  10. Read to Discover How do American families begin and what disruptions might they face? What are trends in American family life currently being examined by sociologists? Section 2: The American Family

  11. Marriage begins with courtship and marriage between either homogamous (similar social characteristics) or heterogamous (different social characteristics) couples Disruptions include family violence, divorce, empty nest, return of adult children, and death of a spouse Section 2: The American Family Beginnings of the American Family and Disruptions

  12. Section 2: The American Family Question What trends exist in American family life?

  13. Delayed Childbearing Delayed Marriage Trends in American Family Life Childlessness Remarriage One-parent Families Dual-earner Families Section 2: The American Family

  14. Delayed Marriages—current trend is to marry later in life; being single has become an acceptable alternative to being married Delayed Childbearing—women are delaying childbirth to complete their education and establish a career Childlessness—couples are making the conscious choice to remain voluntarily childless Section 2: The American Family

  15. Dual-Earner Marriages—increase in the number of dual-earner marriages due to the increased number of women entering the workforce One-Parent Families—come about in various ways such as divorce, death of a spouse, births to unwed mothers, or adoption by unmarried individuals Remarriage—the majority of people who get divorced—about 75 percent—get remarried Section 2: The American Family
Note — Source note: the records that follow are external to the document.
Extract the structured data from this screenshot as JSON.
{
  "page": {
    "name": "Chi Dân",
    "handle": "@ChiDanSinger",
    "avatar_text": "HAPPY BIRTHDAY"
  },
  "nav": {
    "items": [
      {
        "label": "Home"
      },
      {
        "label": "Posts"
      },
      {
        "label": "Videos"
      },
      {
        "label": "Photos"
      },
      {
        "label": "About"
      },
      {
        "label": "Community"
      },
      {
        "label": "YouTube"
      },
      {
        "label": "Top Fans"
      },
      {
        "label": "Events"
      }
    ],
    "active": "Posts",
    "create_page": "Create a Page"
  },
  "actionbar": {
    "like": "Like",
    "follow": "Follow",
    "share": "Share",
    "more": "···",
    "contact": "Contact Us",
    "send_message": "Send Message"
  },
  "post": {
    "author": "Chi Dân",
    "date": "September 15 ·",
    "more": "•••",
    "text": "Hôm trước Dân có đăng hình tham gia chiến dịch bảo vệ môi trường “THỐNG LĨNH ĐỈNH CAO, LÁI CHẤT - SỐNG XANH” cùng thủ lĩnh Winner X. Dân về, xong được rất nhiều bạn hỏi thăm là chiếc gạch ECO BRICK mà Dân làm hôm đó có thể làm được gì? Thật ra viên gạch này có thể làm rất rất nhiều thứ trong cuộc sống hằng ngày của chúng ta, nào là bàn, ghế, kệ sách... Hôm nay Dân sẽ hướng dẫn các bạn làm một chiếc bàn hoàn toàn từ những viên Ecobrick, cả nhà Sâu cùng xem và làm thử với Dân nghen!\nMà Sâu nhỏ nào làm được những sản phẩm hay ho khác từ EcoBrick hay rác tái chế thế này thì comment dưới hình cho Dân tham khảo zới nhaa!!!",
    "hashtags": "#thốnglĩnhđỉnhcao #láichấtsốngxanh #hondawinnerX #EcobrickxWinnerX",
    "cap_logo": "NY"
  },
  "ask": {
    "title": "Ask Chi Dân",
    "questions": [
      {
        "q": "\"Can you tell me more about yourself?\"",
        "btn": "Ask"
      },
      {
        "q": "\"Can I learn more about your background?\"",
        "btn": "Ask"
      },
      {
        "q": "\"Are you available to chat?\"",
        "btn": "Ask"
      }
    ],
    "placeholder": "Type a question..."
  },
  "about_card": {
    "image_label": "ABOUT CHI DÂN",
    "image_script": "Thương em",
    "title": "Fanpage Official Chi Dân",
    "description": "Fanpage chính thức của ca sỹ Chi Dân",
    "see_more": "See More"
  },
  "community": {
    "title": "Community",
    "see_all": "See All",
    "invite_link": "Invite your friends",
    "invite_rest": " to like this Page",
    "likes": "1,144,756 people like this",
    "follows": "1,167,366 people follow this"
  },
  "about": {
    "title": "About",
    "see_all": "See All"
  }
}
  16. Chapter Wrap-Up Understanding Main Ideas • How are families structured around the world? • What four basic questions help to determine how a society or group within a society organizes families? • What functions does the family fulfill? • How do sociologists explain the high rate of divorce in the United States? • Why has the number of married women in the workforce increased?